#### PROBLEM TO WORK ON:
Below are records; state how many of their lines hold the word "Firmware", and give only the figure.

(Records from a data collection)

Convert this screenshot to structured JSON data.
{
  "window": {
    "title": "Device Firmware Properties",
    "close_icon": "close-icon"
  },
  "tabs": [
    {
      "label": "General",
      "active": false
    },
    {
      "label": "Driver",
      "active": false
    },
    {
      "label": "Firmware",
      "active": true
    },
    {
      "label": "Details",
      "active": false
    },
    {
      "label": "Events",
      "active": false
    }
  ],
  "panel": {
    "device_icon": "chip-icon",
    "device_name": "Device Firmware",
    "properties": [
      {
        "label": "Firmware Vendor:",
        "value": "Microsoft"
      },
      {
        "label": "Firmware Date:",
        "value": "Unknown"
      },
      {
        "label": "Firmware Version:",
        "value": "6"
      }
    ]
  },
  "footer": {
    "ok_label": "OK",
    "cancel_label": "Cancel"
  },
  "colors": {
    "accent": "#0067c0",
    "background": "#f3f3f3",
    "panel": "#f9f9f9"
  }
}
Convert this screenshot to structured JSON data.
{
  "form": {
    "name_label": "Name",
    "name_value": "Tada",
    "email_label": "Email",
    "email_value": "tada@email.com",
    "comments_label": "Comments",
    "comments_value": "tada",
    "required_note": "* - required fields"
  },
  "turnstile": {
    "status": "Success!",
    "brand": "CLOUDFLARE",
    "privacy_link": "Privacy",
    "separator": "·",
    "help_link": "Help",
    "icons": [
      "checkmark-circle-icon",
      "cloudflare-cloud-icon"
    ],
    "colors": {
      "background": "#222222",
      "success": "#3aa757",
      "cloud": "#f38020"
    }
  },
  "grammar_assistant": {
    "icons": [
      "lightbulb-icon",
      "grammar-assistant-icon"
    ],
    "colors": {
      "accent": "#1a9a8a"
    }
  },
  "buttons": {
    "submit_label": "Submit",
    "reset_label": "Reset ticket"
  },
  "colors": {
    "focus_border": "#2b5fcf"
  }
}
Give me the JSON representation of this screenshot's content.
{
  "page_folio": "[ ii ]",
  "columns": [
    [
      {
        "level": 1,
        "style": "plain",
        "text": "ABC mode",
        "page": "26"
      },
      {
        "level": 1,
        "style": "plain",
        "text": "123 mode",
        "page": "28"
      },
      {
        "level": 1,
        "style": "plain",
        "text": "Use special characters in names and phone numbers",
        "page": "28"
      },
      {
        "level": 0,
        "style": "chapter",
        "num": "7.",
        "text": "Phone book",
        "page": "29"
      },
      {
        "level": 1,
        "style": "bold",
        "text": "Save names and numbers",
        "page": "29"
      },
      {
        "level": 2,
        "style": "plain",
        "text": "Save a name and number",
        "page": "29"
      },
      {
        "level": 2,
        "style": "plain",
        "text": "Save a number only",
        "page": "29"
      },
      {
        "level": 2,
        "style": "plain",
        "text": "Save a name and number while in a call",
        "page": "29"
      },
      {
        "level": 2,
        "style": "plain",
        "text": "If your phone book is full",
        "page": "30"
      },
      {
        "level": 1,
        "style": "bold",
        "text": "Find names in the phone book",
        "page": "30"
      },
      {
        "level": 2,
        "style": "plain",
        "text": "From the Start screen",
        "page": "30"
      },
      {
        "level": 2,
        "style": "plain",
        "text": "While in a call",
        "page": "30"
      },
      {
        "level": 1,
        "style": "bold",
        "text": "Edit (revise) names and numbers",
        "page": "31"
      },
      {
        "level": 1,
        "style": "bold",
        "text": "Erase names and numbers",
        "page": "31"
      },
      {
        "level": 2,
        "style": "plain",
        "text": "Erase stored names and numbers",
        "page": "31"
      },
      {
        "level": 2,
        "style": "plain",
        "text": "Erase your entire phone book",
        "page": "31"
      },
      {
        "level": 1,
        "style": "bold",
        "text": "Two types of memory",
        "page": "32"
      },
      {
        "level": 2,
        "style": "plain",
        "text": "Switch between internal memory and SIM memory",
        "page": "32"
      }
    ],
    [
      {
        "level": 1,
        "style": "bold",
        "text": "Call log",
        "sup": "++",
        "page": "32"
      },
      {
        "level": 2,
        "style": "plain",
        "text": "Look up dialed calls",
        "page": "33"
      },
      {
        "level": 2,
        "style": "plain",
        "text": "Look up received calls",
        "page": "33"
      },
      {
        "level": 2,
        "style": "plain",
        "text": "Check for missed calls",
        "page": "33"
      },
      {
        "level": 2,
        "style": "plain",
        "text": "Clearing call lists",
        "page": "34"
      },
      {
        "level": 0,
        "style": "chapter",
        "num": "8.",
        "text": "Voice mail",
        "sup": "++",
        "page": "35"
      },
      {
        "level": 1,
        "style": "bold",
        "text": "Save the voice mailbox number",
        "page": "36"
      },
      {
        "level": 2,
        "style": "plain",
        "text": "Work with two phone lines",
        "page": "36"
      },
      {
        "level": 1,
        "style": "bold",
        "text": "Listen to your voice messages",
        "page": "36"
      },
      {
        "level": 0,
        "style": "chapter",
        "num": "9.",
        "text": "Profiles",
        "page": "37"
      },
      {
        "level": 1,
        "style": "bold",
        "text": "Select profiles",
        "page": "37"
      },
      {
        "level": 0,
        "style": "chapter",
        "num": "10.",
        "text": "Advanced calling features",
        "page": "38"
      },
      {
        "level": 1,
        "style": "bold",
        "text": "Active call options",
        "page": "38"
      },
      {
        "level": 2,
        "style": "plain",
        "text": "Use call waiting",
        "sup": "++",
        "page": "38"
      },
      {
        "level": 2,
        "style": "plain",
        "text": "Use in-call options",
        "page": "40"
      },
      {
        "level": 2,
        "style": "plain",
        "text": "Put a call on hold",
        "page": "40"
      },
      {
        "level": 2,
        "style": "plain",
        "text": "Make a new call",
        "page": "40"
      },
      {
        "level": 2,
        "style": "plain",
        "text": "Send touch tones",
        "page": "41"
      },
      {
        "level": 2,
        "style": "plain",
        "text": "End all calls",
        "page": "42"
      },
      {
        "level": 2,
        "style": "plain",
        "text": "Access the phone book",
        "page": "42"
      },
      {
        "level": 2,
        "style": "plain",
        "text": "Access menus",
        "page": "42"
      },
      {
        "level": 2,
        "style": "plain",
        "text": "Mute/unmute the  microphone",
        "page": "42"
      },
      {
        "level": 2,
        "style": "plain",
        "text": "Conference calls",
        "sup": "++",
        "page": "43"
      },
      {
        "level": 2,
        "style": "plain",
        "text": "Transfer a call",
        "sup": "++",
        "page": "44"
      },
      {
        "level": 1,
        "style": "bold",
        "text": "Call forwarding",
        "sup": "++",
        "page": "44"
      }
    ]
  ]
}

#### WRITTEN REPLY:
6